We amend this recipe to add ¼ of the butter it calls for, half the cheese, and 1.5x the fancy mushrooms from our local market.
Sweet Potato Casserole
In my book, Sweet Potato Casserole is another T-giving staple. The funny thing is that most recipes call for adding sugar to the already sweet potatoes. It’s even better without all that sugar and just a touch of butter (rather than many tablespoons) because it lets the flavor of the sweet potatoes shine. The pecans and oats add crunch and texture.
I edit this recipe to use half the butter, don’t add any sugar to the sweet potatoes, and skip the marshmallows on top.
A big salad is always on the menu for our Thanksgiving dinner.
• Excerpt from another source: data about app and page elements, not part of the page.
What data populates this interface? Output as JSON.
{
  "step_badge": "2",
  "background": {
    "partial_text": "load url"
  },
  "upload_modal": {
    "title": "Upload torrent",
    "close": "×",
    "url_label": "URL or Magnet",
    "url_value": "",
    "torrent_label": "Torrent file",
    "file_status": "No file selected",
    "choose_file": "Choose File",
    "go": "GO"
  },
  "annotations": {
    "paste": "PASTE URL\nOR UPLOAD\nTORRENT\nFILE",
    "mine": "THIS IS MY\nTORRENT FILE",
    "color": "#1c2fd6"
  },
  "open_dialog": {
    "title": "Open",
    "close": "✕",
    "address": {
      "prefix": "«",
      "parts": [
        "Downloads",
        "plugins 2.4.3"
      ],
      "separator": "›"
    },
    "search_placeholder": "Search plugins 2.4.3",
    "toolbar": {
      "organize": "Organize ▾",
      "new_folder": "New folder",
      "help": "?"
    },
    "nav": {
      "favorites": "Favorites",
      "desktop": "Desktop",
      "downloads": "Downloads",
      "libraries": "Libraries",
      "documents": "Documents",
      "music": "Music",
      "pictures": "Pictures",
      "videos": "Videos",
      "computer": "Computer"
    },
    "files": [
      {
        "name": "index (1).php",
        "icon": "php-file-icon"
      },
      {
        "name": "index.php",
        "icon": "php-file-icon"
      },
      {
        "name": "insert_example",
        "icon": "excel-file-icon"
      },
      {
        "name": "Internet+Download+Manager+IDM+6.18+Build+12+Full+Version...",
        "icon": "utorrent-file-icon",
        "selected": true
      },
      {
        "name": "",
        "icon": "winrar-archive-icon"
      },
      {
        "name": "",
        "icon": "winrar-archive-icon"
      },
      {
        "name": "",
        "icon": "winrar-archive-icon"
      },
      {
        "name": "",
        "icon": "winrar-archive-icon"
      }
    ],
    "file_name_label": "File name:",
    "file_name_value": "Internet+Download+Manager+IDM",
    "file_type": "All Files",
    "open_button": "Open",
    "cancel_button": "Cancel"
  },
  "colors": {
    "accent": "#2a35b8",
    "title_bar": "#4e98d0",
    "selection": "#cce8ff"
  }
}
It varies from year to year, but almost always has ribboned lacinato kale as the base. Last year, we added fresh oranges, diced apple, roasted delicata squash, pumpkin seeds, slivered almonds, and goat cheese. We make the dressing from olive oil, apple cider vinegar, dijon mustard, minced garlic, salt and pepper.
Some years, I’ll make these quick Green Beans with Figs, Walnuts, and Goat Cheese, too. If you can find good figs around that time of year, this recipe will be a fan favorite.
Regardless, I try to fill half my plate with salad, so I make sure I prioritize the healthy stuff. You’ll thank yourself later if you do the same!
No Thanksgiving is complete without pumpkin pie, right?
I don’t make any edits whatsoever to this classic recipe. It’s dessert; let it be sugary and delicious! We use our stand mixer to make homemade whipped cream for the top, too.
Thanksgiving is a holiday, and on holidays, it’s fun to loosen up, eat out of your normal routine, and celebrate with family and friends. Instead of dreading the way you’re going to feel after dinner and dessert, use these tweaks to lower your sugar, saturated fat, and salt intake while eating plenty of fruits and veggies. Enjoy!